Using a classic car as a daily driver is great fun but my 1987 VW Scirocco cannot be described as being the most frugal car on the road!.
I decided recently that I should make an attempt to optimize the MPG for the old girl by implementing a series of measures aimed at making her 24 year old 1.8 Litre Carb engine as economical as is reasonably possible.
My first action was to replace all of the "consumable" ignition and filtration parts, so I replaced the following items:
4 new Bosch Spark Plugs
full set of ignition leads (including coil lead)
Air and fuel filters
A new rotor arm and distributor cap
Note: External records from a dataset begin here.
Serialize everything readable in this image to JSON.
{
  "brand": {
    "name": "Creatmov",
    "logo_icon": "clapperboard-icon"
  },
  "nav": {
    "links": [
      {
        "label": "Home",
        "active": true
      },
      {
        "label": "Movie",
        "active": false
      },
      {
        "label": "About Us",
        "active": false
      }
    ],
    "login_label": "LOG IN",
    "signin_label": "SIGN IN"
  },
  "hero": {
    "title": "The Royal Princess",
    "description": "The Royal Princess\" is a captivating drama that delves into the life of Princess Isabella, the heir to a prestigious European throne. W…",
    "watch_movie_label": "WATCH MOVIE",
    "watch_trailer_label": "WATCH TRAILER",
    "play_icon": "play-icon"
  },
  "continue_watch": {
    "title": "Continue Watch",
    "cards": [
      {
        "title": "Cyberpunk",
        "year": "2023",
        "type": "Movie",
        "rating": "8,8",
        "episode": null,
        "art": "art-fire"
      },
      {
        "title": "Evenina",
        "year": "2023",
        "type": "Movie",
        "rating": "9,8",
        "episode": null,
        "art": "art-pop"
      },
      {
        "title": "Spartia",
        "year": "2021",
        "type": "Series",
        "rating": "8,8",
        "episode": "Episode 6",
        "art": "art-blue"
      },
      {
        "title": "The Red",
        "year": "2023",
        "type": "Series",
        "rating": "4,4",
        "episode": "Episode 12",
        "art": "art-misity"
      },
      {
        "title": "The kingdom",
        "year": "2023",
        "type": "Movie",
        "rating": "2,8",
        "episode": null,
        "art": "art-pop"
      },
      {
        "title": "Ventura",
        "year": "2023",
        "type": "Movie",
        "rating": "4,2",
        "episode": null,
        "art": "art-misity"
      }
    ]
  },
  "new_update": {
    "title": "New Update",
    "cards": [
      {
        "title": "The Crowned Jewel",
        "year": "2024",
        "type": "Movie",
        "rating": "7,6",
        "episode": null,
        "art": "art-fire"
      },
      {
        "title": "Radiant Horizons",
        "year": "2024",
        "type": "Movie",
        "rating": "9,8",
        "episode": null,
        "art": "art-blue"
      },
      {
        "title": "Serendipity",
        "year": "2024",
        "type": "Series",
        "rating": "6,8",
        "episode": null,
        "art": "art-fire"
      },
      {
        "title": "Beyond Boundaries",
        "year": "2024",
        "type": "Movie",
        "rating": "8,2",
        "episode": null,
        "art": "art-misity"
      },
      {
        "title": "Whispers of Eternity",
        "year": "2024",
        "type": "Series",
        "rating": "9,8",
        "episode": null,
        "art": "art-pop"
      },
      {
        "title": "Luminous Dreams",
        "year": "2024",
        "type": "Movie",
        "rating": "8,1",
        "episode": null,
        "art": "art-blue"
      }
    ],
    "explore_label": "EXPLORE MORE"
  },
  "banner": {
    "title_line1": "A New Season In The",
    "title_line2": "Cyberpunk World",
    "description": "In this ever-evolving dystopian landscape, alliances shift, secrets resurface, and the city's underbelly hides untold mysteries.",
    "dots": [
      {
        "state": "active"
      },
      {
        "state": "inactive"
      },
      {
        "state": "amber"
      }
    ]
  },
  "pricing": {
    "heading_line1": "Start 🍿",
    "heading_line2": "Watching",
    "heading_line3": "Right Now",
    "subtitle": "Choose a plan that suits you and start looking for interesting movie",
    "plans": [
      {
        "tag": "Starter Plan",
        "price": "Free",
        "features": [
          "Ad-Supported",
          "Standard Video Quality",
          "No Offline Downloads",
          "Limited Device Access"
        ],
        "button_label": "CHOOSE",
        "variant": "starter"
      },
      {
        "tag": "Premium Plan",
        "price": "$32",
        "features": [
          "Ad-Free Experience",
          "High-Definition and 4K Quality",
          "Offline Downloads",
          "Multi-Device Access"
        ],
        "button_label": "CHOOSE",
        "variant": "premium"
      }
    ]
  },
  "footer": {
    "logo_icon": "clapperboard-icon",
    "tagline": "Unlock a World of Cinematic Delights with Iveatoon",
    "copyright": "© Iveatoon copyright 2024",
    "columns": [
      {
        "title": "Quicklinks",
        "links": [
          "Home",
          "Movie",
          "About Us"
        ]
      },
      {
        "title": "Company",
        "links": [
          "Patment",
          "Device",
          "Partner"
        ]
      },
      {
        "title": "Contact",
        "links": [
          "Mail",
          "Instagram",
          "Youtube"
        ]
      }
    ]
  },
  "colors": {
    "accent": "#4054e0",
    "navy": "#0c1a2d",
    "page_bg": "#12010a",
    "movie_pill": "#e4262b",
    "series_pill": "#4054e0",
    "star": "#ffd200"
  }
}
After these items where replaced I then made a call to a chap named Lester who owns a mobile Crypton tuning business in Mansfield. Lester came over the the Hospital on Wednesday morning and spent around 1 and a half hours "tweeking" the idle speed,the mixture and the timing. Afterwards there was a noticeable increase in power, the engine started more easily and the idle speed was set down to approx 900 RPM, down from it's original 1200 RPM which it had run at previously.
Once Lester had done his stuff I then unloaded any unnecessary "cargo" from the boot/car and checked the tyre pressures to ensure the correct inflation pressure was present.
The next action was that from now on I will only fill the fuel tank up to 1/4 full. This is to avoid carrying around any "dead weight" in the form of excess petrol which yet again would effect the overall MPG figures.
Just to give you an idea of the effect carrying a full fuel load has upon the cars "all up weight", let me explain the figures.
My Scirocco has a 12 gallon fuel tank.
Each Gallon of fuel weighs approx 3KG
If I fuel up with 1/4 tank of unleaded (3 gallons) it weighs approx 9KG.
If I fill up the fuel tank that is 12 x 3 which equals 36KG.
My journey to work in Mansfield (which has a petrol station close by) is 86 miles
The Scirocco will (before the tune up!) do approx 33-35 MPG which is 33+ x 3 (gallons) = 100+ mile range so I have a 13+ mile "emergency" reserve of fuel.
If I fill up the fuel tank on Monday I will be carrying 27KG of "dead" fuel for that first return trip! The second day I will be carrying 18KG of "dead" fuel.......you get the idea?
Just so you can "visualize" how much weight that is, next time you go to the supermarket stick 27 bags of sugar in your trolley and notice how much effort you need to then push it!.
It's a tried and tested principle that pilots use to maximise their flying range.They calculate the amount of fuel they require for the flight + a little extra for "unforeseen" diversions. I imagine though that they would have a larger margin of "reserve" fuel in their calculations as they can't just pop into the local Texaco if they run out!.
I will let you know how I get on over the next few weeks :-)